deflate every few minutes, noises in the corridors, unfamiliar place and unfamiliar sensations. So ask
for something to help you sleep. It will make a huge difference in your mental clarity and emotional
outlook the next day.
Food varies from hospital to hospital, so if you can’t eat the hospital food for any reason, have your
loved ones bring you any food that the doctor says is OK. There’s a refrigerator in the unit kitchenette,
with a few basic food items. Don’t let anyone leave your meal out of reach or move your food out of
reach when they come in to do something else. Most hospitals will let you “select” from a “menu” — but
your chances of receiving what you chose are probably no higher than 50/50.
I’m sure this is different for each individual and type of procedure, but here are the things I learned
The surgeon said that it would take about 6-8 weeks to get 90% back to normal, and 6-8 months to get
that last 10%, and this prediction was absolutely correct. I was tired and and somewhat sore for the
first few weeks. I went back to work after six weeks, but ¾ days. After eight weeks, I was back to the
full schedule and to my dance classes. (I believe I might have had a shorter recovery if I’d had better
pain control in the hospital.)
Laughing, coughing, sneezing and hiccuping were uncomfortable for 6-8 week — do not go see
extremely funny comedies during recovery. Just sitting bent at the waist for long periods was
Incisions do weird things as they heal — I recommend asking in advance so you’ll know what’s normal —
don’t let them get away with just saying “call me if there’s pain, redness, swelling, etc.” Hospital
discharge instructions are VERY minimal. Ask your surgeon “What will the incision be like as it heals?”
For an open procedure, it is normal for a large ridge or lump to form under the scar and stay for a few
weeks — there may be little “knots” as well. Numbness around the incision is common and there may
be a little numbness and pain nearby as well, if a nerve was cut or stretched during surgery.
I went home with just strips of tape on the scar, and was told to just let the tape fall off when it was
ready. When it started peeling up, it got inconvenient and the nurses told me to trim the ends. Some
people may be allergic to the antiseptic under the tape or to the adhesive — if so, call the doctor and
ask if it’s OK to remove the tape.
I was worried about the scar but it was much neater than I expected — they didn’t use staples — they
did these neat little under-the-skin stitches that healed beautifully. The scar is barely noticeable now
after 18 months — they try to fit the incision along a natural curve of the body so it is less visible. It
had faded considerable by 8 months or so.
I could predict the weather by twinges for a few months after, but that’s mostly gone, and the
numbness is going away too. I feel just as good as before, my creatinine is actually lower.
My recipient (a co-worker) feels great too, now, but it took over a year. The kidney worked really well
right away, but she had a lot of complications from the medications and surgery, and for many months,
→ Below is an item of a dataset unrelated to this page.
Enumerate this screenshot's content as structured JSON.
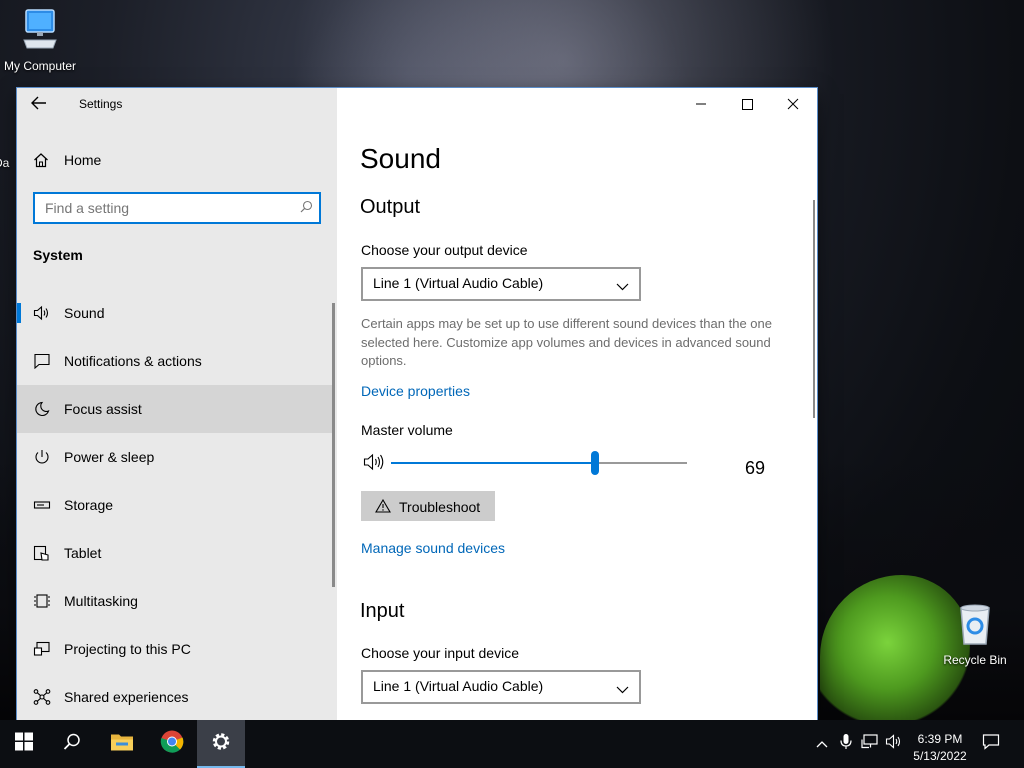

she felt worse than she did before the transplant. It was depressing for both of us — but she hung in
there and now she tells me she hasn’t felt this good in years!!
Thoughts and Advice on Donating a Kidney by Naomi B. Herzfeld 7/1/2001